▶ Records drawn from a dataset
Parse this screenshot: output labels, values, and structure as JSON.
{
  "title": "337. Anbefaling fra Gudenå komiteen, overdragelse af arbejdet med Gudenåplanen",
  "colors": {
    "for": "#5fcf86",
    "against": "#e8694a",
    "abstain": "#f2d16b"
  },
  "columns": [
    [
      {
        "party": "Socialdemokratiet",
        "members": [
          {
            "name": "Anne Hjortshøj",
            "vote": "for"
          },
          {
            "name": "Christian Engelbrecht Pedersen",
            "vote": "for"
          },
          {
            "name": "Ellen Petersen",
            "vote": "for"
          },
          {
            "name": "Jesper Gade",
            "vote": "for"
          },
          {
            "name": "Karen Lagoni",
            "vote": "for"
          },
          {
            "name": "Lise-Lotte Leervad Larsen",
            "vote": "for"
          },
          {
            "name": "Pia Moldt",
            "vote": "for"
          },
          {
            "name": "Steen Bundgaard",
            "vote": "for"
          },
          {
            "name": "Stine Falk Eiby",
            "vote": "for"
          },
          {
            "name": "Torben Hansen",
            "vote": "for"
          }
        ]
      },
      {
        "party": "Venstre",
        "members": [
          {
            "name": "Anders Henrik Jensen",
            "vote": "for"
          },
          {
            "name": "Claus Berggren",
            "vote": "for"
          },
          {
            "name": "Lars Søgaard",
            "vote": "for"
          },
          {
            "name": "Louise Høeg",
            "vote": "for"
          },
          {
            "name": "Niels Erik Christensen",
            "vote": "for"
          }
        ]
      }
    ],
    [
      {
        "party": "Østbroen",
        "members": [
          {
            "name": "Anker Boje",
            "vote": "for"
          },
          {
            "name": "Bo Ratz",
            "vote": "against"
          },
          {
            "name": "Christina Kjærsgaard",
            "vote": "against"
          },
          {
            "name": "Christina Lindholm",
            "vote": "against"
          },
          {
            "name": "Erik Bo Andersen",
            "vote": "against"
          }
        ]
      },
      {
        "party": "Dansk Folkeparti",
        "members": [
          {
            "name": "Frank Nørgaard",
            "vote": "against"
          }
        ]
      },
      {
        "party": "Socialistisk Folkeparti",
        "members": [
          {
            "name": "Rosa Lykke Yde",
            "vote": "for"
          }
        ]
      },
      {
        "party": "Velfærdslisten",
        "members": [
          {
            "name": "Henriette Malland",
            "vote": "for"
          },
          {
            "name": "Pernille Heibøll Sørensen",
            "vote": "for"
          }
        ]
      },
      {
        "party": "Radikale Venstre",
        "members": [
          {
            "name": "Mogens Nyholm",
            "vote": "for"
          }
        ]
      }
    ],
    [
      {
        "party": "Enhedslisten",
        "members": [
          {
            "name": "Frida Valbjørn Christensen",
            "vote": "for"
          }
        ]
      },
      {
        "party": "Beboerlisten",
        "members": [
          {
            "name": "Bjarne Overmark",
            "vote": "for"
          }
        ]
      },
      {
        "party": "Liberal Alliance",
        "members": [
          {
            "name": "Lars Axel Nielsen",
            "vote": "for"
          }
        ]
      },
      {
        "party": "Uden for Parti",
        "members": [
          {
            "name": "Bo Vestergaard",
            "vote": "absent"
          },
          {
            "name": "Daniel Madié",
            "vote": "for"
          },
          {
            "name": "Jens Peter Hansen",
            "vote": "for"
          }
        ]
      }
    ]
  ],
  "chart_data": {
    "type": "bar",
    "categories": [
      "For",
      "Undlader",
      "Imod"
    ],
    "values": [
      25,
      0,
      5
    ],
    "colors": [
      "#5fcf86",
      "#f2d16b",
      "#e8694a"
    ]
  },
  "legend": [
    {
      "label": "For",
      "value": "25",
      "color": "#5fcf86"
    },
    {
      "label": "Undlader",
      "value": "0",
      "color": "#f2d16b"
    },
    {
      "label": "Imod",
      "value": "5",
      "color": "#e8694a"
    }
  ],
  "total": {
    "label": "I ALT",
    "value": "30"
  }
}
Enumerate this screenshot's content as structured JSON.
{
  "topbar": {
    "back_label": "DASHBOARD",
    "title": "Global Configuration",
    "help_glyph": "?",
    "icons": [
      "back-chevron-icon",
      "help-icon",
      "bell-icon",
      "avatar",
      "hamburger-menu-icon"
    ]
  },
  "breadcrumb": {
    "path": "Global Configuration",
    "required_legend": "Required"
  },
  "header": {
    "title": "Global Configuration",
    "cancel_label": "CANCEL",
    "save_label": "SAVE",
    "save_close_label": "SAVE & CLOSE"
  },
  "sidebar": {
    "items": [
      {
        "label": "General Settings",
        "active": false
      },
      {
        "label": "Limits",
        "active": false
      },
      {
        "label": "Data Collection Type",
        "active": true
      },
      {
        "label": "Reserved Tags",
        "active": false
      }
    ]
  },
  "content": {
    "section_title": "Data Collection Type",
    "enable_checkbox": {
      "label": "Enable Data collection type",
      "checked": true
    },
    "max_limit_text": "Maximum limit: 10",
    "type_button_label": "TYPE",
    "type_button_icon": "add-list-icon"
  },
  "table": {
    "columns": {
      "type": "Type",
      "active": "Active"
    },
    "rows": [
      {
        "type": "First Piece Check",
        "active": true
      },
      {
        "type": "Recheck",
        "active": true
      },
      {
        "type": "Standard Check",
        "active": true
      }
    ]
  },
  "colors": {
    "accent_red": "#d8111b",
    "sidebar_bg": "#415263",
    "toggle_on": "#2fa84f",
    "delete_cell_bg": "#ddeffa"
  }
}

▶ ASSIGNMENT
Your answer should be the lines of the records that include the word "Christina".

▶ RESPONSE BOX
            "name": "Christina Kjærsgaard",
            "name": "Christina Lindholm",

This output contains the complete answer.